How to Survive
Pack a small medical kit that contains face masks, alcohol wipes, and ibuprofen, and consider getting a prescription for an antiviral like Relenza or Tamiflu, which can reduce or prevent flu symptoms. On the ground, check Google’s new flu trend tracker, which uses aggregated search data to estimate flu activity up to two weeks in advance of published reports (google.org/flutrends), and stay abreast of any fast-spreading infections with Twitter feeds from the World Health Organization, which monitors outbreaks around the globe (twitter.com/w0rldhealthorg). If the WHO announces a Phase 6 pandemic (such as the swine flu), check the Centers for Disease Control’s new Pandemic Severity Index (cdc.gov). The index rates a virus’s lethality on a scale of Category 1 to Category 5 (swine flu was rated a 2; the 1918 Spanish flu would have been considered a 5). (!!) If the pandemic is rated Category 5, “change your trip plans and get home immediately,” says Davidson Hamer, M.D., director of Boston Medical Center’s travel clinic. “Try to make travel arrangements over the phone or Internet in your hotel room where you’re not going to be exposed.” If you can’t get a flight, but overland travel home or to a safer area is possible, rent a car or arrange a ride. In extreme cases, border closures may force travelers to remain in-country. Find a secure spot to hole up and wait it out. “An optimal location would be a place where you’re still able to obtain food and water but where you’re unlikely to have close contact with people,” Hamer says. “You’re probably safest in your hotel room.” If you venture out to resupply, avoid confined places and maintain at least six feet of space from other people—what epidemiologists call “social distancing”—and wear a mask to minimize virus exposure (a bandanna or T-shirt will do in a pinch). Program the closest U.S. Embassy’s number on speed dial.
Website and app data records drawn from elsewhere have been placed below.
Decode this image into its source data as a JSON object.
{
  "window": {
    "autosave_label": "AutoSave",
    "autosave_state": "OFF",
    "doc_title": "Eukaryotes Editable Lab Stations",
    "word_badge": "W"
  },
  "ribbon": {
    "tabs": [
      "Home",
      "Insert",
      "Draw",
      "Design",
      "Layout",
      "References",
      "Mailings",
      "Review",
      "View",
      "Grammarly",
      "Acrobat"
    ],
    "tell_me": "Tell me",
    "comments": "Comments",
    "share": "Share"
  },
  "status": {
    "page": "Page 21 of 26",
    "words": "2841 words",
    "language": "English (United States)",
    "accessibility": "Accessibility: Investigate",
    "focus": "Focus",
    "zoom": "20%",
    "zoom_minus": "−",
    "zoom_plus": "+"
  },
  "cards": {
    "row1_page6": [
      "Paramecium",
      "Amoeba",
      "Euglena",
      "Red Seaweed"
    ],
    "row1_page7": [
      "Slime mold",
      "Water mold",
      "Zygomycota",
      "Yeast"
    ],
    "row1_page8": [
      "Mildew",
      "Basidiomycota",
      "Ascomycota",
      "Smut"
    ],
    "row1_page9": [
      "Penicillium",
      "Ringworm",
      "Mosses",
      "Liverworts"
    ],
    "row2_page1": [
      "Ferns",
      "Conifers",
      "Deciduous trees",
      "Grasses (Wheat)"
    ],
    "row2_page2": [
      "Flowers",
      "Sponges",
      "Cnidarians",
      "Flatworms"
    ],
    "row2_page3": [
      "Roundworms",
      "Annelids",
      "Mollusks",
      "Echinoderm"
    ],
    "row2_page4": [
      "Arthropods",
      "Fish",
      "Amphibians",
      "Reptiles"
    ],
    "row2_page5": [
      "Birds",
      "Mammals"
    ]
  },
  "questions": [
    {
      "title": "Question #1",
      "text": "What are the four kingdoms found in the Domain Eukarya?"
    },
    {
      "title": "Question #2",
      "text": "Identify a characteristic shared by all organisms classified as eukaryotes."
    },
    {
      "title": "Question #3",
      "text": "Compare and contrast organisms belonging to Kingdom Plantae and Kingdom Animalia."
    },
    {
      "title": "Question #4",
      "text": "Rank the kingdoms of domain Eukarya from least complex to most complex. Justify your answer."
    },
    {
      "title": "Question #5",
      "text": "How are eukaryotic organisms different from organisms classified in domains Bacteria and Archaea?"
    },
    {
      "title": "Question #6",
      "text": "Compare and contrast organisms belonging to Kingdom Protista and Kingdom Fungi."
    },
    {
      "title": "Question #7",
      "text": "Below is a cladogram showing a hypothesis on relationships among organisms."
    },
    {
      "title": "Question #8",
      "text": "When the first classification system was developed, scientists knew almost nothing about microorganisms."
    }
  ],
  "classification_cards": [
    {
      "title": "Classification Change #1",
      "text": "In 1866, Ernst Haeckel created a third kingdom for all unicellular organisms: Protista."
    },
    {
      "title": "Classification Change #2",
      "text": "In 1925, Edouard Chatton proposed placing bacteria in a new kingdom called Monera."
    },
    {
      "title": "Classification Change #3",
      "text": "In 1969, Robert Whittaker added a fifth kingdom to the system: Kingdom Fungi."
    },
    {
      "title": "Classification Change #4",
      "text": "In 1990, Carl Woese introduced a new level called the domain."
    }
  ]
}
If you get sick, they’ll locate medical care, arrange money transfers, and inform your family.